*WHAT IS REQUIRED*:
Return only those lines of the records below in which "name" appears.

START DATA SUPPLIED

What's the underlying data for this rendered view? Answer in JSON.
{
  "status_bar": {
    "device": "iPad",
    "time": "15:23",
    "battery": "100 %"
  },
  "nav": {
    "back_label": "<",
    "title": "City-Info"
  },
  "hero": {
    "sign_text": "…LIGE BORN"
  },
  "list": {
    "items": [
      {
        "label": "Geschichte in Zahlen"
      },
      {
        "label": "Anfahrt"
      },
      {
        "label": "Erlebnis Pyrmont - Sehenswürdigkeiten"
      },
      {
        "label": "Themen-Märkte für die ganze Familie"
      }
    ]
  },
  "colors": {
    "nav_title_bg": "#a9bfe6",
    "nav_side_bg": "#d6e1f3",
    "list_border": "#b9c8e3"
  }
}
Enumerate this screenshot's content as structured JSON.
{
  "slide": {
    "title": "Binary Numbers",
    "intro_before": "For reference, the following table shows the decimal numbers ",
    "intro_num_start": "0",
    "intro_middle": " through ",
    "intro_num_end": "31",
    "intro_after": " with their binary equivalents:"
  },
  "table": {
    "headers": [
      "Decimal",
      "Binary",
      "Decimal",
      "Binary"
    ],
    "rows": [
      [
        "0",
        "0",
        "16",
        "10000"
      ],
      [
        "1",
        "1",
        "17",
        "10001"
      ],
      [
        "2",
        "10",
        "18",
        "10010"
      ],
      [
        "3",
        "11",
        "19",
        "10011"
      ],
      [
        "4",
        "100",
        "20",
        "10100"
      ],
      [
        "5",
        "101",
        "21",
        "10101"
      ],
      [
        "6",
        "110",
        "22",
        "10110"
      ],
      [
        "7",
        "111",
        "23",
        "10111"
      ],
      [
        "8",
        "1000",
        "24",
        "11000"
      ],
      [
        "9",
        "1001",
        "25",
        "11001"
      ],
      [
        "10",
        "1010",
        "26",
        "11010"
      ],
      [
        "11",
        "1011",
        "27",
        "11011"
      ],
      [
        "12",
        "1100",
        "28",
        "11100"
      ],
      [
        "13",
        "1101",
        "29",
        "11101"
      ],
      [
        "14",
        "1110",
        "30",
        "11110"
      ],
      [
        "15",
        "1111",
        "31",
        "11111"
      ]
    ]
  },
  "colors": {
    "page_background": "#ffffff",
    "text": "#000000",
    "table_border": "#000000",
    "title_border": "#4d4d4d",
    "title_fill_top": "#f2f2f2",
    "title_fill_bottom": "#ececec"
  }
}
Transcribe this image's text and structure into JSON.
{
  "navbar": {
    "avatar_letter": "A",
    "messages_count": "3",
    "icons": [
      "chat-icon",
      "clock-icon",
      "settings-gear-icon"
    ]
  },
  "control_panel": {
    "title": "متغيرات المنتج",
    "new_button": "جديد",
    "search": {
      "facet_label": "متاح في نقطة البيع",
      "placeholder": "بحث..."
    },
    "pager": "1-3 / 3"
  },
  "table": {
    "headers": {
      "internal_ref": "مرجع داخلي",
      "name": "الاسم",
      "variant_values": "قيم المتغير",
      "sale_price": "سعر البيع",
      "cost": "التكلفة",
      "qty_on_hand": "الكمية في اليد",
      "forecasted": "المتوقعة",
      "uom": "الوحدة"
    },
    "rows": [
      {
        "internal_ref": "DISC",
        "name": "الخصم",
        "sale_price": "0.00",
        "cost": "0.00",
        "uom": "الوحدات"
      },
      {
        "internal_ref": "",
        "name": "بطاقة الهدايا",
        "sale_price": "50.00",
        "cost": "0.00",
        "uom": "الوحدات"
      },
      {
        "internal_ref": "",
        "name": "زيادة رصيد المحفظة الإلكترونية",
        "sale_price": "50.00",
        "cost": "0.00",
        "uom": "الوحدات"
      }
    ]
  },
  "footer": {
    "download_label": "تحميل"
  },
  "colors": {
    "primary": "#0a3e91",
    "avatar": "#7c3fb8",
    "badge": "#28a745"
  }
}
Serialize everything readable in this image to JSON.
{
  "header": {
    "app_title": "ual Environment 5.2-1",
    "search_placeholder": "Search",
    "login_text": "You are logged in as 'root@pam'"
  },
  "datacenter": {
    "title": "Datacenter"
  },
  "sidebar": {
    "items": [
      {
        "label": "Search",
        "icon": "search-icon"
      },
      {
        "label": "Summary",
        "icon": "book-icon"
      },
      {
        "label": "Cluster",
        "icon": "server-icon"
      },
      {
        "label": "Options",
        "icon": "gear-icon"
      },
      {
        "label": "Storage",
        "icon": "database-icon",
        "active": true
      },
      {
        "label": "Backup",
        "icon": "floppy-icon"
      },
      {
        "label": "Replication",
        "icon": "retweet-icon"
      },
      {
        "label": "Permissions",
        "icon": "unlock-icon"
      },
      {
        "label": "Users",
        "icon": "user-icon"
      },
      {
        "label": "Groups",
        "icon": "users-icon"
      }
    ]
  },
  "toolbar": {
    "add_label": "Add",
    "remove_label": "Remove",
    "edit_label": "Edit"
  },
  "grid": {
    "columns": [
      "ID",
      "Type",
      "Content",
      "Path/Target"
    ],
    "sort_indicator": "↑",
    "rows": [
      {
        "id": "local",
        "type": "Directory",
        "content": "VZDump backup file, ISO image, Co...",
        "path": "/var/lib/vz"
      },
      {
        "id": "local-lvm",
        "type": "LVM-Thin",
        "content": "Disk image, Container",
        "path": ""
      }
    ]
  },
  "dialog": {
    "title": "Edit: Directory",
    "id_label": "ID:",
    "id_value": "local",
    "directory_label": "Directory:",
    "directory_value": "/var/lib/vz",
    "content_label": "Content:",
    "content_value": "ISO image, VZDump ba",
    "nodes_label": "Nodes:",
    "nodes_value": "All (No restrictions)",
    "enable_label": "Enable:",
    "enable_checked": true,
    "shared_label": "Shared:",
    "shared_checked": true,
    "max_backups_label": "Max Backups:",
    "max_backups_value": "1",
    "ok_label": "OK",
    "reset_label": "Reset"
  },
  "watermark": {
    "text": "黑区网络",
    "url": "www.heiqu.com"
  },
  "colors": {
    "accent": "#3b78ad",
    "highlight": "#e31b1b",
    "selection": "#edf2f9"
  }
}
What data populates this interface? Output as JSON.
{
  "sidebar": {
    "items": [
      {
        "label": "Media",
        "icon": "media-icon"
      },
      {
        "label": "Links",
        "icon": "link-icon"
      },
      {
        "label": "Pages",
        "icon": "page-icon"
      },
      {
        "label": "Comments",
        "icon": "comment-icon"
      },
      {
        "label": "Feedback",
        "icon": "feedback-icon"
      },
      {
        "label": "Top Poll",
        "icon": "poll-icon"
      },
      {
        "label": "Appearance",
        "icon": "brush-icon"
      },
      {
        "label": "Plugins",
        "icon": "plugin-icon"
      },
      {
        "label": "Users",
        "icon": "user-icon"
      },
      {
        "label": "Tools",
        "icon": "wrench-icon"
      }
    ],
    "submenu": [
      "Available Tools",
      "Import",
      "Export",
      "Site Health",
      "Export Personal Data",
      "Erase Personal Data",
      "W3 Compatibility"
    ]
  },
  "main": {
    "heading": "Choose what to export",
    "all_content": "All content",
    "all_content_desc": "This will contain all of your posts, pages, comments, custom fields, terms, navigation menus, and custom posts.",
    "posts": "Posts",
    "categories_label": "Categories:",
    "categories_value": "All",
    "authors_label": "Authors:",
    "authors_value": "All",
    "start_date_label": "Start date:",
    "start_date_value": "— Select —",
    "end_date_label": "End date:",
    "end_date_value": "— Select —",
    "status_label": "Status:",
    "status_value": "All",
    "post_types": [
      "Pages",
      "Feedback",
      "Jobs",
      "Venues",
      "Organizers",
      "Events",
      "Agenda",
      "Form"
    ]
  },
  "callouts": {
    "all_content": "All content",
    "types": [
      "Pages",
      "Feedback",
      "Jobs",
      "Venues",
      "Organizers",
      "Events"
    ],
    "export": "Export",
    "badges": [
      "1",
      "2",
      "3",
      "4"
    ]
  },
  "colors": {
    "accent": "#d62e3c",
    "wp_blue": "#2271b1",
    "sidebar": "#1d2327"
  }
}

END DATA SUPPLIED

*RESPONSE AREA*:
      "name": "الاسم",
        "name": "الخصم",
        "name": "بطاقة الهدايا",
        "name": "زيادة رصيد المحفظة الإلكترونية",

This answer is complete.